That’s why I cringed when I heard about Colin Kaepernick dropping to his knee during our national anthem. I cringed Thursday night when, before the Carolina-Denver game, Denver’s Brandon Marshall dropped to his knee, too.

I was hurt and a bit angry. But then I thought about it. Wow, what a country is ours! These guys can silently, peacefully protest and we may not like it, but they are going to live! They won’t be arrested for their protest. No government is going to swoop in, grab them up and lop off their heads. Their protest isn’t hurting anyone else or harming anyone’s property. And those things are exactly why, despite what Donald Trump claims, America is great right now.

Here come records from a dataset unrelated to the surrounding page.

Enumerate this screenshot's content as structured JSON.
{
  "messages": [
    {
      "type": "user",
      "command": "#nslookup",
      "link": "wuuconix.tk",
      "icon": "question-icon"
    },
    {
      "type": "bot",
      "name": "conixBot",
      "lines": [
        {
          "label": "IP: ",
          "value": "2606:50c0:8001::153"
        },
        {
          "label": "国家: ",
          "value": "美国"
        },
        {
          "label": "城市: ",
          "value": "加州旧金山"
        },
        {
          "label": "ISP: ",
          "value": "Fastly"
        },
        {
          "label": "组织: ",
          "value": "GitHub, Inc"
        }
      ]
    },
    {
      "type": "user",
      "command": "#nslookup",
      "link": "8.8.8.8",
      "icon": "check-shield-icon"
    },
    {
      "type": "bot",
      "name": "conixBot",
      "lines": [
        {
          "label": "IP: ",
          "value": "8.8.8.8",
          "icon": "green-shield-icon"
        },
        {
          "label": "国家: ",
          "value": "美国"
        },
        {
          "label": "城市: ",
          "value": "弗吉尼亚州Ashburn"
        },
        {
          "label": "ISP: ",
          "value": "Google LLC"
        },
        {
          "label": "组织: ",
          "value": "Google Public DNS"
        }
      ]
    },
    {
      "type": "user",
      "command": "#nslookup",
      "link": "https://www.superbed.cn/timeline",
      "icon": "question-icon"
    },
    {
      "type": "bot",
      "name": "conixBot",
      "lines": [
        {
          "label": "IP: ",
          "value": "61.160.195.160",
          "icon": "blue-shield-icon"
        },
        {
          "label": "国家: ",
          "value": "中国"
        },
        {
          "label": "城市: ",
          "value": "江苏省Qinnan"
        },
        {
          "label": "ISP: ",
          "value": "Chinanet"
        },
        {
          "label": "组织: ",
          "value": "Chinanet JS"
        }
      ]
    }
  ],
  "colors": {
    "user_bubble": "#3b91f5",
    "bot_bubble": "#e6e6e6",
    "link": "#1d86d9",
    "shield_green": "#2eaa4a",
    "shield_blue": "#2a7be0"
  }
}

I have no doubt Kaepernick, Marshall and others who have joined in their peaceful protest love our country. Surely they do if they are willing to risk the backlash of lost endorsements, cold shoulders from teammates and other repercussions in their attempt to make America even better. Young black men in our country are at risk. That’s simply a fact. If you don’t believe that, your head is someplace it shouldn’t be. And in their peaceful protest, they are working to call attention to that fact.

In their peaceful protest, they are doing exactly what they should be able to do as Americans.

We may not like it, and we may consider their protest shortsighted, but they are exercising their constitutional rights.

As the British woman Evelyn Beatrice Hall wrote in her biography about Voltaire, “I disapprove of what your say, but I will defend to the death your right to say it.” Exactly.

How great a country is ours!


Jan Griffey is editor of The Vicksburg Post. You may reach her at jan.griffey@vicksburgpost.com. Readers are invited to submit their opinions for publication.